The Supreme Court on Tuesday struck down the controversial “independent state legislature theory,” in a serious win for democracy.
The court voted 6–3 in the case Moore v. Harper to knock down the fringe right-wing legal theory, which would have given state legislatures broad, virtually unchecked authority to oversee federal elections.
The Supreme Court had been asked in the case to decide whether North Carolina’s Supreme Court had the power to throw out the Republican-controlled legislature’s congressional maps.
Last year, the state Supreme Court deemed the maps an “egregious and intentional partisan gerrymander” meant to favor Republicans—and court-drawn maps were instead used for the 2022 election.
North Carolina Republicans argued that under the Constitution’s elections clause, the state legislature has the ultimate authority over election laws, not the courts, and they wanted their gerrymandered map reinstated.
But the Supreme Court handily rejected their argument, writing: “The Elections Clause does not vest exclusive and independent authority in state legislatures to set the rules regarding federal elections.”

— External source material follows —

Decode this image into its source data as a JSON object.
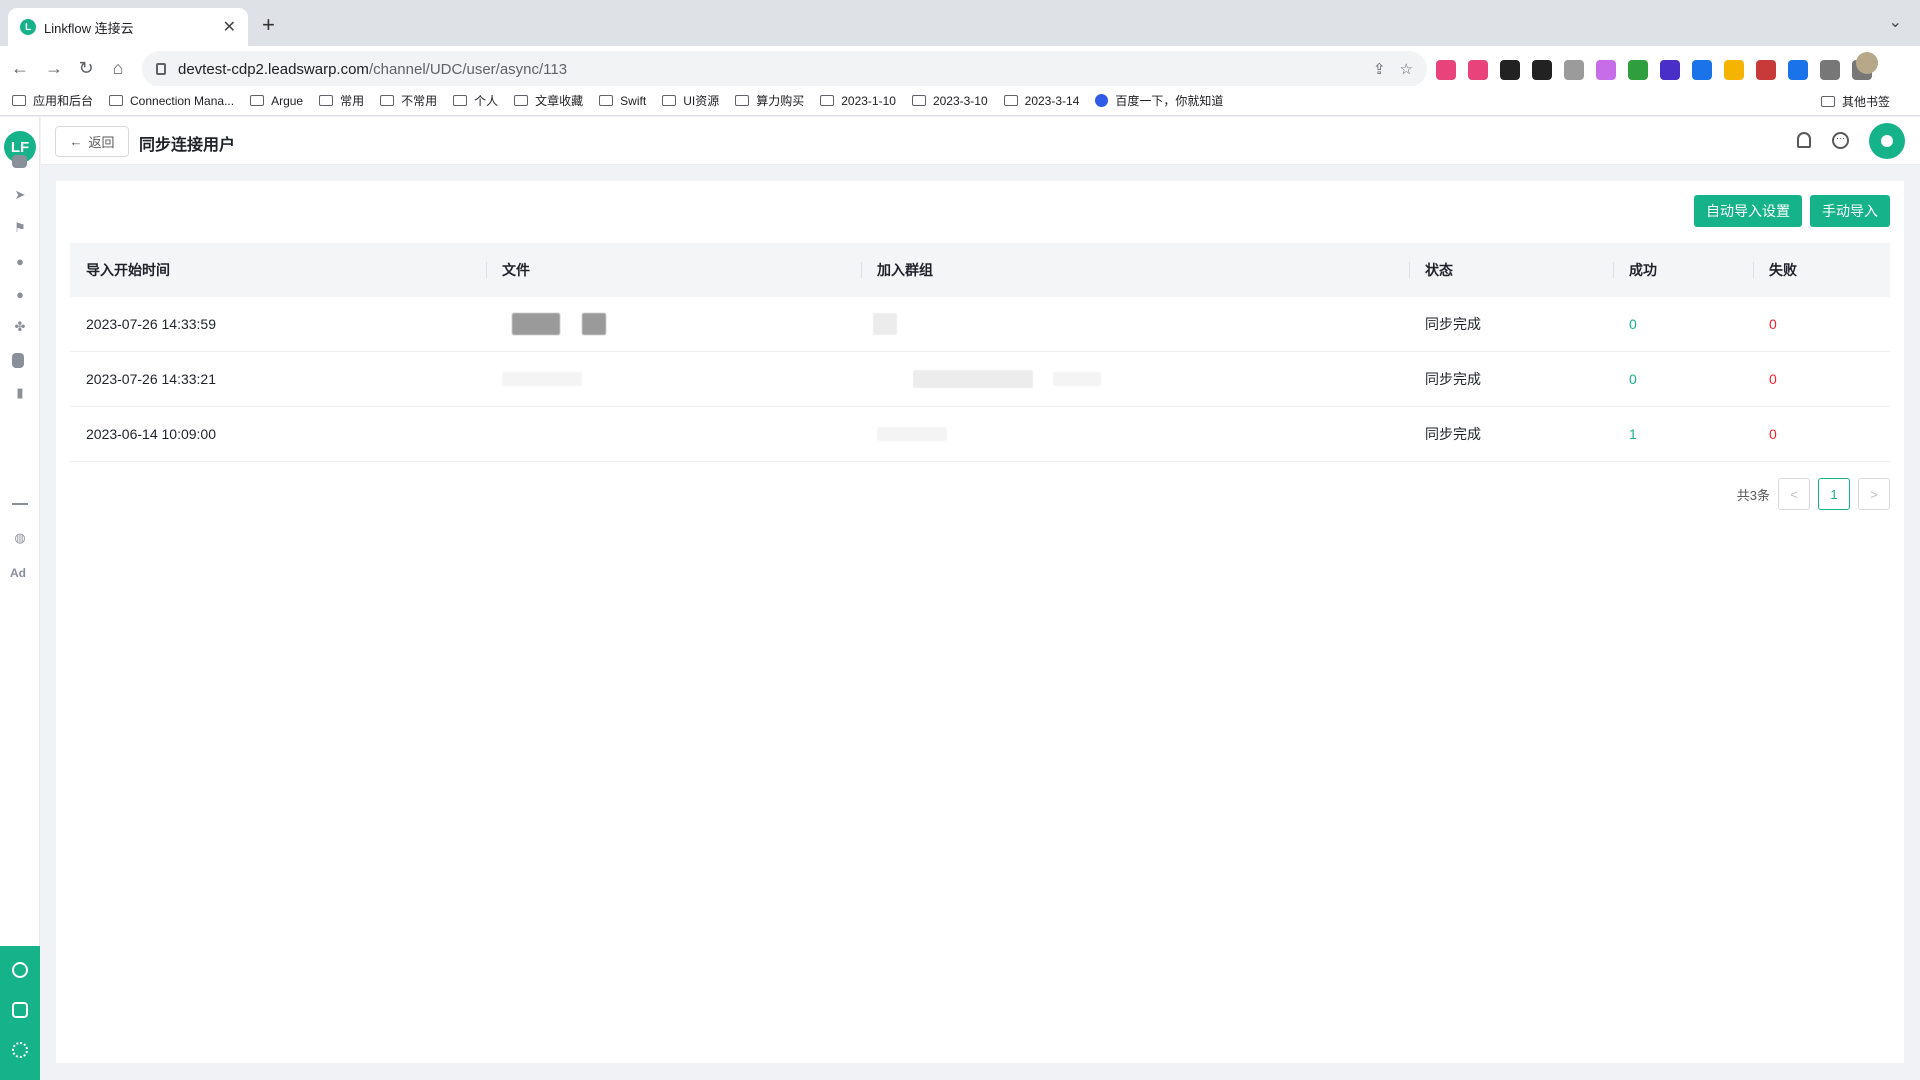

Had the court ruled differently, election deniers throughout the country would likely be rejoicing. In its most extreme form, the independent state legislature theory could allow state legislatures to bypass state courts and governors’ vetoes when it comes to election law, giving them virtually unchecked authority with no checks and balances. It could even allow state legislatures to certify presidential electors who were not approved by the voters. Unsurprisingly, the theory was one that Donald Trump and his allies used to try to overturn the 2020 election.
This story has been updated.